#### TASK TO COMPLETE
For this exercise, write out each entry below exactly as it reads.
■ ■ ■ ■ ■
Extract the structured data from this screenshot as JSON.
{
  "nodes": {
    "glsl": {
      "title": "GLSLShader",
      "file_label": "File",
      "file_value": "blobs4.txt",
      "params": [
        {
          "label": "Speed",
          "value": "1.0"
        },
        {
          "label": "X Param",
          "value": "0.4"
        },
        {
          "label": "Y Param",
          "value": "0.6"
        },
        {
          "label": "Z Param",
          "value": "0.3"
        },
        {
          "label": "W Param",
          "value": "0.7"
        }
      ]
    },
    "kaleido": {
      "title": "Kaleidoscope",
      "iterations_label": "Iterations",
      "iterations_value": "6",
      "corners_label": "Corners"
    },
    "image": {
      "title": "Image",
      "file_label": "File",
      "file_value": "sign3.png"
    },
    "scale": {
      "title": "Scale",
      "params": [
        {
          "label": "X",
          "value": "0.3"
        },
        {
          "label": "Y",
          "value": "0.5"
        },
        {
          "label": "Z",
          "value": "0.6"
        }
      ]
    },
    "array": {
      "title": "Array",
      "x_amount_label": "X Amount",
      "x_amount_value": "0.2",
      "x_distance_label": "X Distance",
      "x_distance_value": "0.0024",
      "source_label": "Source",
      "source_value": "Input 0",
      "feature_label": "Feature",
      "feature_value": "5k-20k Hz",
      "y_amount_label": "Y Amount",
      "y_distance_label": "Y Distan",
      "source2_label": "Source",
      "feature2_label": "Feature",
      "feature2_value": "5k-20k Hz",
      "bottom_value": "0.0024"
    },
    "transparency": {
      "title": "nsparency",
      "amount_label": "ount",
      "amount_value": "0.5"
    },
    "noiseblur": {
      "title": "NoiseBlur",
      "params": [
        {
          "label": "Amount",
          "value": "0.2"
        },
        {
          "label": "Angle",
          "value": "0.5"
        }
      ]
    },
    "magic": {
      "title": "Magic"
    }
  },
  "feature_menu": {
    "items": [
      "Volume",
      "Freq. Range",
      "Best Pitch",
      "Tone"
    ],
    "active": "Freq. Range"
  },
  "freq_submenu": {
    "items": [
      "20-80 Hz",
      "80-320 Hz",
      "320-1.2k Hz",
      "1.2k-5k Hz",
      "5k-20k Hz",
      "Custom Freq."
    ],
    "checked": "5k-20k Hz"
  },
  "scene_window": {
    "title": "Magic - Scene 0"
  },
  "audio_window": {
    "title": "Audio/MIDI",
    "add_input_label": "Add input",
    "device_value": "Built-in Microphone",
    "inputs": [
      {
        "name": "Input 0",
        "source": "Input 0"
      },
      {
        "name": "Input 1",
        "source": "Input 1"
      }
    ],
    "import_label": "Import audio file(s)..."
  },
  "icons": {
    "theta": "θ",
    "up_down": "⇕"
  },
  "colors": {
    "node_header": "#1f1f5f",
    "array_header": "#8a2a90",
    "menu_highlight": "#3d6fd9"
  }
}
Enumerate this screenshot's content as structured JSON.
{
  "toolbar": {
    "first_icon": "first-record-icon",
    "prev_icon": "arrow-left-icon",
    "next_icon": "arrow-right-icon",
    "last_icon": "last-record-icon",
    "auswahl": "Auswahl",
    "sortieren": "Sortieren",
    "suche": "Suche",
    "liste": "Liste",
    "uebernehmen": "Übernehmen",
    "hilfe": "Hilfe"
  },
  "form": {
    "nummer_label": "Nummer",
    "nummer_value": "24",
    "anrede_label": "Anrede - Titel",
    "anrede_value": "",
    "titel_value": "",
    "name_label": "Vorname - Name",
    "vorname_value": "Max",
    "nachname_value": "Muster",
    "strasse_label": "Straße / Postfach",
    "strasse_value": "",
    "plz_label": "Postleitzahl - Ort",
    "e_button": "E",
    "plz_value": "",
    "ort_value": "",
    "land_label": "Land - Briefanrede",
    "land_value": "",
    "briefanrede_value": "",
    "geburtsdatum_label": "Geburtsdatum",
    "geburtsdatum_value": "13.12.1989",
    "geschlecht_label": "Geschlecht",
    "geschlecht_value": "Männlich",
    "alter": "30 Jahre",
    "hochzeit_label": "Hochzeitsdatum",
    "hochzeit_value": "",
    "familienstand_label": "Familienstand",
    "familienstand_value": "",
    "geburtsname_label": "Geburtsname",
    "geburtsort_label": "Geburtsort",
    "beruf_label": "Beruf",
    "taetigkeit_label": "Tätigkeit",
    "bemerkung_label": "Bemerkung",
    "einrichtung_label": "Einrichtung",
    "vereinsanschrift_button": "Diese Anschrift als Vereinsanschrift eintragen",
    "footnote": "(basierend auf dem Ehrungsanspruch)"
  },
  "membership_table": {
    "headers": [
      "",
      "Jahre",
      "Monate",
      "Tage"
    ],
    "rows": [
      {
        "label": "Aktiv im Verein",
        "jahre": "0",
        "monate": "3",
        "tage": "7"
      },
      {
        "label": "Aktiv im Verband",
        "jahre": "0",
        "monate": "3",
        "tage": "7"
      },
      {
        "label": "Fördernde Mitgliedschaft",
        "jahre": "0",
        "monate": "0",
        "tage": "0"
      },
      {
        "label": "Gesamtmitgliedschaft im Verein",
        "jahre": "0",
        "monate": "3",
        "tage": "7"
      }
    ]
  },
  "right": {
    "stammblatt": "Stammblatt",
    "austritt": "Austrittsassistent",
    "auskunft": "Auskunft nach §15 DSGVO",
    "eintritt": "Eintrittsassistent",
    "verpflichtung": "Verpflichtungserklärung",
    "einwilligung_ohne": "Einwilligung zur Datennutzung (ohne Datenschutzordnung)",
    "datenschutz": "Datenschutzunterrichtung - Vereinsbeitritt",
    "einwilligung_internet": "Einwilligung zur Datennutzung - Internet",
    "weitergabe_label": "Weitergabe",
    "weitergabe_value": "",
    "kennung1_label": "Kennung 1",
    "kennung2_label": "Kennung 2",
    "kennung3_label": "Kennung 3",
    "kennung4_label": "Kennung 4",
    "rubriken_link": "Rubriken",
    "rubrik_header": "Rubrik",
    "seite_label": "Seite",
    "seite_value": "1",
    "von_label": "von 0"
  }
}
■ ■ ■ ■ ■
#### SOLUTION TO THE PROBLEM
Extract the structured data from this screenshot as JSON.
{
  "nodes": {
    "glsl": {
      "title": "GLSLShader",
      "file_label": "File",
      "file_value": "blobs4.txt",
      "params": [
        {
          "label": "Speed",
          "value": "1.0"
        },
        {
          "label": "X Param",
          "value": "0.4"
        },
        {
          "label": "Y Param",
          "value": "0.6"
        },
        {
          "label": "Z Param",
          "value": "0.3"
        },
        {
          "label": "W Param",
          "value": "0.7"
        }
      ]
    },
    "kaleido": {
      "title": "Kaleidoscope",
      "iterations_label": "Iterations",
      "iterations_value": "6",
      "corners_label": "Corners"
    },
    "image": {
      "title": "Image",
      "file_label": "File",
      "file_value": "sign3.png"
    },
    "scale": {
      "title": "Scale",
      "params": [
        {
          "label": "X",
          "value": "0.3"
        },
        {
          "label": "Y",
          "value": "0.5"
        },
        {
          "label": "Z",
          "value": "0.6"
        }
      ]
    },
    "array": {
      "title": "Array",
      "x_amount_label": "X Amount",
      "x_amount_value": "0.2",
      "x_distance_label": "X Distance",
      "x_distance_value": "0.0024",
      "source_label": "Source",
      "source_value": "Input 0",
      "feature_label": "Feature",
      "feature_value": "5k-20k Hz",
      "y_amount_label": "Y Amount",
      "y_distance_label": "Y Distan",
      "source2_label": "Source",
      "feature2_label": "Feature",
      "feature2_value": "5k-20k Hz",
      "bottom_value": "0.0024"
    },
    "transparency": {
      "title": "nsparency",
      "amount_label": "ount",
      "amount_value": "0.5"
    },
    "noiseblur": {
      "title": "NoiseBlur",
      "params": [
        {
          "label": "Amount",
          "value": "0.2"
        },
        {
          "label": "Angle",
          "value": "0.5"
        }
      ]
    },
    "magic": {
      "title": "Magic"
    }
  },
  "feature_menu": {
    "items": [
      "Volume",
      "Freq. Range",
      "Best Pitch",
      "Tone"
    ],
    "active": "Freq. Range"
  },
  "freq_submenu": {
    "items": [
      "20-80 Hz",
      "80-320 Hz",
      "320-1.2k Hz",
      "1.2k-5k Hz",
      "5k-20k Hz",
      "Custom Freq."
    ],
    "checked": "5k-20k Hz"
  },
  "scene_window": {
    "title": "Magic - Scene 0"
  },
  "audio_window": {
    "title": "Audio/MIDI",
    "add_input_label": "Add input",
    "device_value": "Built-in Microphone",
    "inputs": [
      {
        "name": "Input 0",
        "source": "Input 0"
      },
      {
        "name": "Input 1",
        "source": "Input 1"
      }
    ],
    "import_label": "Import audio file(s)..."
  },
  "icons": {
    "theta": "θ",
    "up_down": "⇕"
  },
  "colors": {
    "node_header": "#1f1f5f",
    "array_header": "#8a2a90",
    "menu_highlight": "#3d6fd9"
  }
}
Enumerate this screenshot's content as structured JSON.
{
  "toolbar": {
    "first_icon": "first-record-icon",
    "prev_icon": "arrow-left-icon",
    "next_icon": "arrow-right-icon",
    "last_icon": "last-record-icon",
    "auswahl": "Auswahl",
    "sortieren": "Sortieren",
    "suche": "Suche",
    "liste": "Liste",
    "uebernehmen": "Übernehmen",
    "hilfe": "Hilfe"
  },
  "form": {
    "nummer_label": "Nummer",
    "nummer_value": "24",
    "anrede_label": "Anrede - Titel",
    "anrede_value": "",
    "titel_value": "",
    "name_label": "Vorname - Name",
    "vorname_value": "Max",
    "nachname_value": "Muster",
    "strasse_label": "Straße / Postfach",
    "strasse_value": "",
    "plz_label": "Postleitzahl - Ort",
    "e_button": "E",
    "plz_value": "",
    "ort_value": "",
    "land_label": "Land - Briefanrede",
    "land_value": "",
    "briefanrede_value": "",
    "geburtsdatum_label": "Geburtsdatum",
    "geburtsdatum_value": "13.12.1989",
    "geschlecht_label": "Geschlecht",
    "geschlecht_value": "Männlich",
    "alter": "30 Jahre",
    "hochzeit_label": "Hochzeitsdatum",
    "hochzeit_value": "",
    "familienstand_label": "Familienstand",
    "familienstand_value": "",
    "geburtsname_label": "Geburtsname",
    "geburtsort_label": "Geburtsort",
    "beruf_label": "Beruf",
    "taetigkeit_label": "Tätigkeit",
    "bemerkung_label": "Bemerkung",
    "einrichtung_label": "Einrichtung",
    "vereinsanschrift_button": "Diese Anschrift als Vereinsanschrift eintragen",
    "footnote": "(basierend auf dem Ehrungsanspruch)"
  },
  "membership_table": {
    "headers": [
      "",
      "Jahre",
      "Monate",
      "Tage"
    ],
    "rows": [
      {
        "label": "Aktiv im Verein",
        "jahre": "0",
        "monate": "3",
        "tage": "7"
      },
      {
        "label": "Aktiv im Verband",
        "jahre": "0",
        "monate": "3",
        "tage": "7"
      },
      {
        "label": "Fördernde Mitgliedschaft",
        "jahre": "0",
        "monate": "0",
        "tage": "0"
      },
      {
        "label": "Gesamtmitgliedschaft im Verein",
        "jahre": "0",
        "monate": "3",
        "tage": "7"
      }
    ]
  },
  "right": {
    "stammblatt": "Stammblatt",
    "austritt": "Austrittsassistent",
    "auskunft": "Auskunft nach §15 DSGVO",
    "eintritt": "Eintrittsassistent",
    "verpflichtung": "Verpflichtungserklärung",
    "einwilligung_ohne": "Einwilligung zur Datennutzung (ohne Datenschutzordnung)",
    "datenschutz": "Datenschutzunterrichtung - Vereinsbeitritt",
    "einwilligung_internet": "Einwilligung zur Datennutzung - Internet",
    "weitergabe_label": "Weitergabe",
    "weitergabe_value": "",
    "kennung1_label": "Kennung 1",
    "kennung2_label": "Kennung 2",
    "kennung3_label": "Kennung 3",
    "kennung4_label": "Kennung 4",
    "rubriken_link": "Rubriken",
    "rubrik_header": "Rubrik",
    "seite_label": "Seite",
    "seite_value": "1",
    "von_label": "von 0"
  }
}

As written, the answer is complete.